The assault on masculinity has been going on inside and outside of the Catholic Church for decades, but it is now at a fever pitch. To cite one recent example, in his February 21 article, New York Times columnist Nicholas Kristof blamed masculinity for the sexual abuse scandals in the Catholic and Southern Baptist Churches. The Southern Baptist Convention was recently investigated by reporters.
Kristof quotes Serene Jones, president of the Union Theological Society: “They [the two Churches] both have very masculine understandings of God, and have a structure where men are considered the closest representatives of God.”
This remarkable comment deserves a serious rejoinder. But first a word on why the Southern Baptists were targeted and why Kristof interviewed Jones.
Why did the Houston Chronicle and the San Antonio Express-News investigate the Southern Baptist Convention? There are several other Baptist denominations, so why the Southern Baptists? Alternatively, why didn’t they choose to probe the Episcopalians, Lutherans, Methodists, or Presbyterians?
Let’s take a wild guess. It’s for the same reason the media, until now, have focused exclusively on the Catholic Church: both Churches are known for their orthodox Christian teachings on sexuality. If they can be discredited, their moral voice will be compromised. One would have to be ideologically blind not to see what’s going on.
Why did Kristof tee it up for the president of the Union Theological Seminary? Because he knew she would feed his narrative. This New York-based institution has long been home to “progressive” thinkers, including dissident Catholic theologians (it has even employed those who have been banned from teaching at Catholic colleges due to their wholesale rejection of Catholicism).
More substantively, Kristof’s thesis—masculinity is related to sexual abuse—is so spurious that even he admits to its flaw.
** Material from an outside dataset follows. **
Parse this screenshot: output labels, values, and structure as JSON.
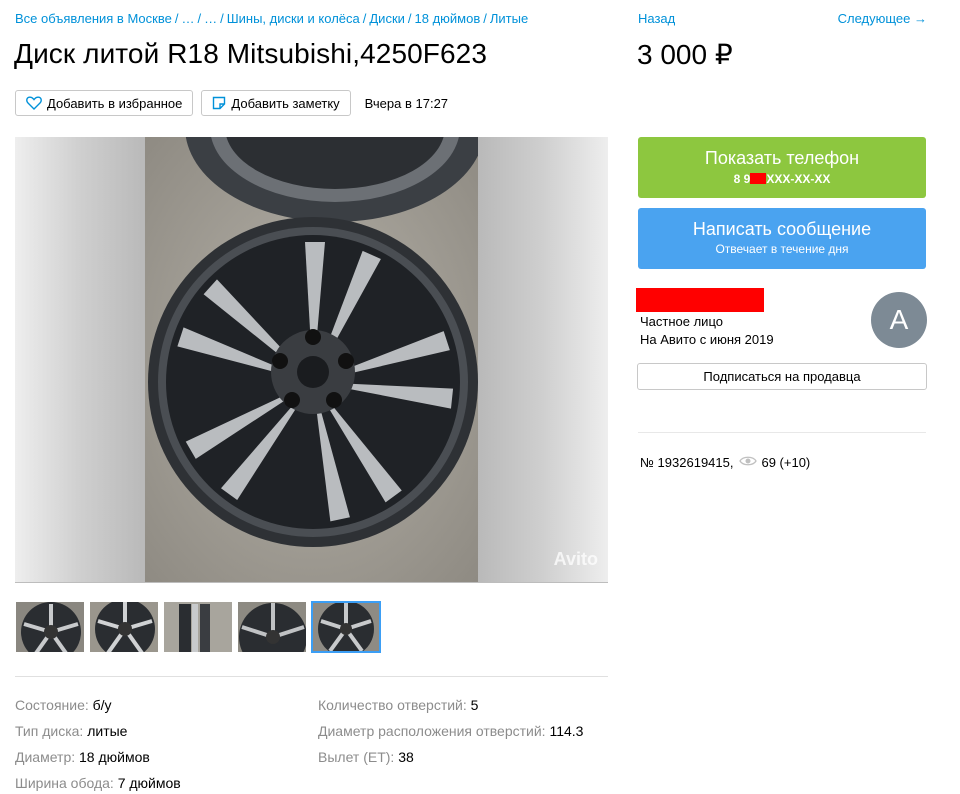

For starters, he summarizes his argument by citing the Catholic Church’s male clergy and the “submissive” role occupied by females, but then a light goes off in his head. If this is the case, he wonders, then why haven’t most of the victims in the Catholic Church been women and girls?
Here is how he puts it. “It’s complicated, of course, for many of the Catholic victims were boys….” Actually, there is nothing complicated about it—he is simply wrong. Masculine priests, those who are naturally attracted to females, account for very little of the sexual abuse.
Kristof can’t even get this little bit right. The vast majority, 81 percent, of the victims were male. That’s not “many”—it’s most. And they were not boys: 78 percent were postpubescent; adolescents are properly regarded as young men. But to admit this is to admit that homosexual priests are responsible for the lion’s share of the abuse. And no one at the New York Times is going to admit to this verity.
The Catholic Church needs more masculine priests, not fewer. To put it differently, though matters are better today, for many years the Church had too many priests who were either effeminate or sexually immature. We’ve seen where that got us.